Assignment: Working from the records beneath this line, reproduce each one exactly.

Input data:
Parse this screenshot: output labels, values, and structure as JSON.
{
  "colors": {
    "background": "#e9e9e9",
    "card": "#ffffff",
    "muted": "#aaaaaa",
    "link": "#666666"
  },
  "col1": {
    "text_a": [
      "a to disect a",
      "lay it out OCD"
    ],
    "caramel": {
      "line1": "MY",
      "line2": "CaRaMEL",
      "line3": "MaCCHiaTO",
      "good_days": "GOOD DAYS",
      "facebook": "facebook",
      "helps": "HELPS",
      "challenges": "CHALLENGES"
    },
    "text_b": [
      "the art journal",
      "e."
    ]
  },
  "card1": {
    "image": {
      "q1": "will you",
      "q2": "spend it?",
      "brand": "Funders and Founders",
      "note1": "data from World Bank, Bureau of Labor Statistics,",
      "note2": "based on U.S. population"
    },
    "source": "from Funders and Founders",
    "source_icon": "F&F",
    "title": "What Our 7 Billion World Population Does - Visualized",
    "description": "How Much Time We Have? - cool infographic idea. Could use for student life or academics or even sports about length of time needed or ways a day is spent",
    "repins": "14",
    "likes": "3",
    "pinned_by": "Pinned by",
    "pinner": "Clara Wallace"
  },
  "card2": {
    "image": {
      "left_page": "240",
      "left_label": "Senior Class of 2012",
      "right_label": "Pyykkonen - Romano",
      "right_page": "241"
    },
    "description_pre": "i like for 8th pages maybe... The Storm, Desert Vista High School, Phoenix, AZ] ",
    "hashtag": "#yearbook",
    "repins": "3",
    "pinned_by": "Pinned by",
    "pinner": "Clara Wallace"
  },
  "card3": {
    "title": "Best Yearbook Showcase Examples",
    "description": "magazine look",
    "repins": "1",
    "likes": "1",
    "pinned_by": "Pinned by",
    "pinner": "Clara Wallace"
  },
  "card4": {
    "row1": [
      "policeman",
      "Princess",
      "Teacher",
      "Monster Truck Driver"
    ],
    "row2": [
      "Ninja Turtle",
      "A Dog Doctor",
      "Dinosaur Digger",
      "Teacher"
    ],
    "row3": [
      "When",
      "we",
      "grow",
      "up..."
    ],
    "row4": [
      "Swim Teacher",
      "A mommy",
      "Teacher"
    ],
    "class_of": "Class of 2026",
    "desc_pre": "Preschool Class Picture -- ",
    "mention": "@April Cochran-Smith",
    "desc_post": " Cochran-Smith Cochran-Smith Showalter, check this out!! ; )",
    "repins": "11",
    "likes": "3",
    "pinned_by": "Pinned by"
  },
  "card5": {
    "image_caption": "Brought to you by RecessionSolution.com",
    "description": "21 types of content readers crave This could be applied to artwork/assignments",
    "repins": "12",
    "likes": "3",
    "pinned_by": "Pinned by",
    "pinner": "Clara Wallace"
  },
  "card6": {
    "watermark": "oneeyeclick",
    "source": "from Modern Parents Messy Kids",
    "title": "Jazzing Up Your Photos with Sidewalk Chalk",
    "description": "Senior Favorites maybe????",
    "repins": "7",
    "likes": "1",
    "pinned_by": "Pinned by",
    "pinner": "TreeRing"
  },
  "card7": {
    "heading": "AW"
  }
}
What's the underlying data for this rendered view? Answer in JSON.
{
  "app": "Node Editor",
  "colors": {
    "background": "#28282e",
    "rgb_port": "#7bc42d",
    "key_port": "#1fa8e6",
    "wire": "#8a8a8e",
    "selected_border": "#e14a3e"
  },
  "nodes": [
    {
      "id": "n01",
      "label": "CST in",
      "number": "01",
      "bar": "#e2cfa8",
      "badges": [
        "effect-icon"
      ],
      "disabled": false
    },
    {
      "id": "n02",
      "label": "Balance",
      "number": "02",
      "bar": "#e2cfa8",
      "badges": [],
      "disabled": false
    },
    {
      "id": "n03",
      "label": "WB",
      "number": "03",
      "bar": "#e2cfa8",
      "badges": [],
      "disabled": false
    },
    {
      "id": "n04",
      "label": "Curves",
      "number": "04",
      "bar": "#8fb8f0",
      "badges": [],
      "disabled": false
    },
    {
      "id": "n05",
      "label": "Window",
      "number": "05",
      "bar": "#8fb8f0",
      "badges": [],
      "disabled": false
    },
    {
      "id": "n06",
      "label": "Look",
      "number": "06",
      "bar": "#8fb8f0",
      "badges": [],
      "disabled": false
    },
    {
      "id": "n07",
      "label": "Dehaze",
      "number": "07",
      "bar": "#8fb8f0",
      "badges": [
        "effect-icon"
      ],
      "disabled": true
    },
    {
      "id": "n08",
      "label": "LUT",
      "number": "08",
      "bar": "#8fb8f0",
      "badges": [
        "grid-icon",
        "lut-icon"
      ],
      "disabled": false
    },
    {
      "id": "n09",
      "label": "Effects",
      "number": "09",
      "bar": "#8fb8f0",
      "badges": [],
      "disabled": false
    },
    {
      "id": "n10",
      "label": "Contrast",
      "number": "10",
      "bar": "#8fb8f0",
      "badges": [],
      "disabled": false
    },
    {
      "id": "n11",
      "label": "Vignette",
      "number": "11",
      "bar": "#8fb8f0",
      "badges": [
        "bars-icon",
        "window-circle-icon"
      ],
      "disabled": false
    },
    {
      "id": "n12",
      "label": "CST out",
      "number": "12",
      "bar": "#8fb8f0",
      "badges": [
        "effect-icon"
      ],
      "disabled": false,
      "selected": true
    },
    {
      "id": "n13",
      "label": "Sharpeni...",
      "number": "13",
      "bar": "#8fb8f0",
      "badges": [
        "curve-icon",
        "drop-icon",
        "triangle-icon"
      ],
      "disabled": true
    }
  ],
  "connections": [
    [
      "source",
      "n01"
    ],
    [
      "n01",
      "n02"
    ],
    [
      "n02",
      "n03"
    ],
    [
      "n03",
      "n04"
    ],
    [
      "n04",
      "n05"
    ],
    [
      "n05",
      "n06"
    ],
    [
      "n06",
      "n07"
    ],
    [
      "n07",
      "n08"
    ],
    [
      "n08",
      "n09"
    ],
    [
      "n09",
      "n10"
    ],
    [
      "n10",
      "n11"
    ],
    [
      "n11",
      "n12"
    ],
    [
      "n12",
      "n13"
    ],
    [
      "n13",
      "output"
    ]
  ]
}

Response area:
Parse this screenshot: output labels, values, and structure as JSON.
{
  "colors": {
    "background": "#e9e9e9",
    "card": "#ffffff",
    "muted": "#aaaaaa",
    "link": "#666666"
  },
  "col1": {
    "text_a": [
      "a to disect a",
      "lay it out OCD"
    ],
    "caramel": {
      "line1": "MY",
      "line2": "CaRaMEL",
      "line3": "MaCCHiaTO",
      "good_days": "GOOD DAYS",
      "facebook": "facebook",
      "helps": "HELPS",
      "challenges": "CHALLENGES"
    },
    "text_b": [
      "the art journal",
      "e."
    ]
  },
  "card1": {
    "image": {
      "q1": "will you",
      "q2": "spend it?",
      "brand": "Funders and Founders",
      "note1": "data from World Bank, Bureau of Labor Statistics,",
      "note2": "based on U.S. population"
    },
    "source": "from Funders and Founders",
    "source_icon": "F&F",
    "title": "What Our 7 Billion World Population Does - Visualized",
    "description": "How Much Time We Have? - cool infographic idea. Could use for student life or academics or even sports about length of time needed or ways a day is spent",
    "repins": "14",
    "likes": "3",
    "pinned_by": "Pinned by",
    "pinner": "Clara Wallace"
  },
  "card2": {
    "image": {
      "left_page": "240",
      "left_label": "Senior Class of 2012",
      "right_label": "Pyykkonen - Romano",
      "right_page": "241"
    },
    "description_pre": "i like for 8th pages maybe... The Storm, Desert Vista High School, Phoenix, AZ] ",
    "hashtag": "#yearbook",
    "repins": "3",
    "pinned_by": "Pinned by",
    "pinner": "Clara Wallace"
  },
  "card3": {
    "title": "Best Yearbook Showcase Examples",
    "description": "magazine look",
    "repins": "1",
    "likes": "1",
    "pinned_by": "Pinned by",
    "pinner": "Clara Wallace"
  },
  "card4": {
    "row1": [
      "policeman",
      "Princess",
      "Teacher",
      "Monster Truck Driver"
    ],
    "row2": [
      "Ninja Turtle",
      "A Dog Doctor",
      "Dinosaur Digger",
      "Teacher"
    ],
    "row3": [
      "When",
      "we",
      "grow",
      "up..."
    ],
    "row4": [
      "Swim Teacher",
      "A mommy",
      "Teacher"
    ],
    "class_of": "Class of 2026",
    "desc_pre": "Preschool Class Picture -- ",
    "mention": "@April Cochran-Smith",
    "desc_post": " Cochran-Smith Cochran-Smith Showalter, check this out!! ; )",
    "repins": "11",
    "likes": "3",
    "pinned_by": "Pinned by"
  },
  "card5": {
    "image_caption": "Brought to you by RecessionSolution.com",
    "description": "21 types of content readers crave This could be applied to artwork/assignments",
    "repins": "12",
    "likes": "3",
    "pinned_by": "Pinned by",
    "pinner": "Clara Wallace"
  },
  "card6": {
    "watermark": "oneeyeclick",
    "source": "from Modern Parents Messy Kids",
    "title": "Jazzing Up Your Photos with Sidewalk Chalk",
    "description": "Senior Favorites maybe????",
    "repins": "7",
    "likes": "1",
    "pinned_by": "Pinned by",
    "pinner": "TreeRing"
  },
  "card7": {
    "heading": "AW"
  }
}
What's the underlying data for this rendered view? Answer in JSON.
{
  "app": "Node Editor",
  "colors": {
    "background": "#28282e",
    "rgb_port": "#7bc42d",
    "key_port": "#1fa8e6",
    "wire": "#8a8a8e",
    "selected_border": "#e14a3e"
  },
  "nodes": [
    {
      "id": "n01",
      "label": "CST in",
      "number": "01",
      "bar": "#e2cfa8",
      "badges": [
        "effect-icon"
      ],
      "disabled": false
    },
    {
      "id": "n02",
      "label": "Balance",
      "number": "02",
      "bar": "#e2cfa8",
      "badges": [],
      "disabled": false
    },
    {
      "id": "n03",
      "label": "WB",
      "number": "03",
      "bar": "#e2cfa8",
      "badges": [],
      "disabled": false
    },
    {
      "id": "n04",
      "label": "Curves",
      "number": "04",
      "bar": "#8fb8f0",
      "badges": [],
      "disabled": false
    },
    {
      "id": "n05",
      "label": "Window",
      "number": "05",
      "bar": "#8fb8f0",
      "badges": [],
      "disabled": false
    },
    {
      "id": "n06",
      "label": "Look",
      "number": "06",
      "bar": "#8fb8f0",
      "badges": [],
      "disabled": false
    },
    {
      "id": "n07",
      "label": "Dehaze",
      "number": "07",
      "bar": "#8fb8f0",
      "badges": [
        "effect-icon"
      ],
      "disabled": true
    },
    {
      "id": "n08",
      "label": "LUT",
      "number": "08",
      "bar": "#8fb8f0",
      "badges": [
        "grid-icon",
        "lut-icon"
      ],
      "disabled": false
    },
    {
      "id": "n09",
      "label": "Effects",
      "number": "09",
      "bar": "#8fb8f0",
      "badges": [],
      "disabled": false
    },
    {
      "id": "n10",
      "label": "Contrast",
      "number": "10",
      "bar": "#8fb8f0",
      "badges": [],
      "disabled": false
    },
    {
      "id": "n11",
      "label": "Vignette",
      "number": "11",
      "bar": "#8fb8f0",
      "badges": [
        "bars-icon",
        "window-circle-icon"
      ],
      "disabled": false
    },
    {
      "id": "n12",
      "label": "CST out",
      "number": "12",
      "bar": "#8fb8f0",
      "badges": [
        "effect-icon"
      ],
      "disabled": false,
      "selected": true
    },
    {
      "id": "n13",
      "label": "Sharpeni...",
      "number": "13",
      "bar": "#8fb8f0",
      "badges": [
        "curve-icon",
        "drop-icon",
        "triangle-icon"
      ],
      "disabled": true
    }
  ],
  "connections": [
    [
      "source",
      "n01"
    ],
    [
      "n01",
      "n02"
    ],
    [
      "n02",
      "n03"
    ],
    [
      "n03",
      "n04"
    ],
    [
      "n04",
      "n05"
    ],
    [
      "n05",
      "n06"
    ],
    [
      "n06",
      "n07"
    ],
    [
      "n07",
      "n08"
    ],
    [
      "n08",
      "n09"
    ],
    [
      "n09",
      "n10"
    ],
    [
      "n10",
      "n11"
    ],
    [
      "n11",
      "n12"
    ],
    [
      "n12",
      "n13"
    ],
    [
      "n13",
      "output"
    ]
  ]
}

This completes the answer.